Molar pregnancy can also cause early-onset preeclampsia. This condition causes high blood pressure and protein in your urine.
Read more about Preeclampsia – Symptoms, Signs, and Causes during pregnancy.
Molar pregnancy ultrasound
Ultrasound is part of the way your doctor will diagnose gestational trophoblastic disease.
A complete molar pregnancy is easier to detect than a partial molar pregnancy. It can usually be seen on ultrasound as early as eight or nine weeks.
In a healthy pregnancy, your doctor would point out the gestational sac, the yolk sac, and the fetal pole at 9 weeks.
In a complete molar pregnancy, these structures are absent and there’s only abnormal placental tissue that fills the uterine cavity.
In a partial molar pregnancy, the gestational sac and the fetal pole will be separate, and there might only be a thickening on the margin of the yolk sac, indicating further investigation is needed.
The ultrasound is only one tool your care provider will use to make a diagnosis for gestational trophoblastic disease. Most molar pregnancies are diagnosed in the first trimester.
Who is at risk for molar pregnancy?
Approximately 1 in every 1,000 pregnancies (0.1%) is diagnosed as a molar pregnancy. The risk factors for developing hydatidiform moles include maternal age and previous molar pregnancy.
Studies show women older than 35 years are more at risk for molar pregnancy.
There’s also evidence that women who have had a previous molar pregnancy are likely to have another. Repeat molar pregnancies occur in 1 out of every 100 women.
Molar pregnancies can happen even if you’ve previously had a normal pregnancy.
You can still have a normal pregnancy after a molar pregnancy, but your doctor might recommend waiting 6-12 months before trying to conceive again.
Treatment for molar pregnancy
Molar pregnancies need to be treated to prevent further complications. They can’t continue to full term.
In some cases, pregnancy loss will occur spontaneously with a miscarriage, possibly even before you realized that it was a molar pregnancy.
After you have been diagnosed with a molar pregnancy, if the pregnancy continues you will be given the option of having a dilatation and curettage (D&C).
This is a surgical procedure to remove the molar pregnancy.
You can read Dilatation and Curettage – What to Expect? to find out more.
Another option is to be given medication that will cause the uterus to contract and expel the tissue. Whether this treatment is available to you will depend on how far into the pregnancy you are, and how large the molar pregnancy is.
Complications of molar pregnancies
Once the molar pregnancy has been removed, you will be monitored for any complications.
It’s possible for molar tissue to be missed during the D&C, and continue to grow. This is called persistent gestational trophoblastic neoplasia (GTN). It happens in up to 20% of complete molar pregnancies and up to 5% of partial molar pregnancies.
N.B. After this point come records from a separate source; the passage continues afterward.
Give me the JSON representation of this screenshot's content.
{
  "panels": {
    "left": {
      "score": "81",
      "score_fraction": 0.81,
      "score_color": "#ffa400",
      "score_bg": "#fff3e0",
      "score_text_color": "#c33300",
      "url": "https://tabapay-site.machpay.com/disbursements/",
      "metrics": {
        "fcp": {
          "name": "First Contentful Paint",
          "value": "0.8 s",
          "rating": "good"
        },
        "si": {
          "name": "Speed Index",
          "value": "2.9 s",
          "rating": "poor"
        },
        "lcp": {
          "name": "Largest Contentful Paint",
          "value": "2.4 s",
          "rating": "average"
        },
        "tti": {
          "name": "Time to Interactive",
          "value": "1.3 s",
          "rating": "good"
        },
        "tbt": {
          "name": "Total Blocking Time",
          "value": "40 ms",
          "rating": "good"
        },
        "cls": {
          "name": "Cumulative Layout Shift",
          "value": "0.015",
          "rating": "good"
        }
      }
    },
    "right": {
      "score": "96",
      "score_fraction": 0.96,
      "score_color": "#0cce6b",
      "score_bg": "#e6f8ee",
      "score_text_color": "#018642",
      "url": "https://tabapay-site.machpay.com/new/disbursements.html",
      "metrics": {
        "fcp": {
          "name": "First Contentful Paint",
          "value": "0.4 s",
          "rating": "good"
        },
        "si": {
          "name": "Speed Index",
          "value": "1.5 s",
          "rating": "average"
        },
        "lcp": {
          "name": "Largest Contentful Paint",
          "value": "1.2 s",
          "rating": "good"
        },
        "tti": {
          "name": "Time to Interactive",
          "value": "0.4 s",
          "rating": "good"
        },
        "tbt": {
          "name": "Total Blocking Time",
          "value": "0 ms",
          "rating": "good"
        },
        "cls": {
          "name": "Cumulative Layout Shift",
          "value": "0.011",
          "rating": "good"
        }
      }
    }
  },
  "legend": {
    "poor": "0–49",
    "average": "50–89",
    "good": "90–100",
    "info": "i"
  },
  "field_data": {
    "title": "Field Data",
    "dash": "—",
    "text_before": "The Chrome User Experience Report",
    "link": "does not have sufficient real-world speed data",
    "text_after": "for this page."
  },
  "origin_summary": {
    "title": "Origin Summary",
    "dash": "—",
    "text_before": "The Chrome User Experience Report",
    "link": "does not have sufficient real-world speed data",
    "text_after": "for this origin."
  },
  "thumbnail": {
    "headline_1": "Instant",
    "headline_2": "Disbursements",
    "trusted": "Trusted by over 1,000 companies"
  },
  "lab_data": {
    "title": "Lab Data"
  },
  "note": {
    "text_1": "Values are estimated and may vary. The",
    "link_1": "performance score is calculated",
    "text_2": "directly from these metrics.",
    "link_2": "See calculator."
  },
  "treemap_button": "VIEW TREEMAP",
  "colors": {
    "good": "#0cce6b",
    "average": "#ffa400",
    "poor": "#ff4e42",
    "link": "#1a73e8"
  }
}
Your doctor or health care provider will monitor your hCG levels after the molar tissue has been removed, as persistently high levels can be a sign of GTN.
In some cases, if the molar pregnancy penetrated deep into the middle layer of the uterine wall (myometrium), it can cause persistent vaginal bleeding. This is known as an invasive hydatidiform mole and can be treated with chemotherapy or hysterectomy.
Very rarely, a cancerous form of GTN called choriocarcinoma can develop and spread to other organs in the body.
This is more likely with complete molar pregnancies than with partial. Choriocarcinoma is often successfully treated with different cancer drugs.
It’s shocking and disappointing to hear that you have a molar pregnancy as it will result in pregnancy loss. Rest assured, though; it can be treated and you will be able to get pregnant after a molar pregnancy.
Your ob-gyn or health care provider might recommend waiting at least six months before trying to conceive again and might also discuss blood tests for prenatal genetic testing.
Although the risk of having a repeat molar pregnancy is low, it’s higher if you have had a previous molar pregnancy.
Your care provider will also do early ultrasound scans in your next pregnancy to offer you reassurance of normal development and a healthy pregnancy.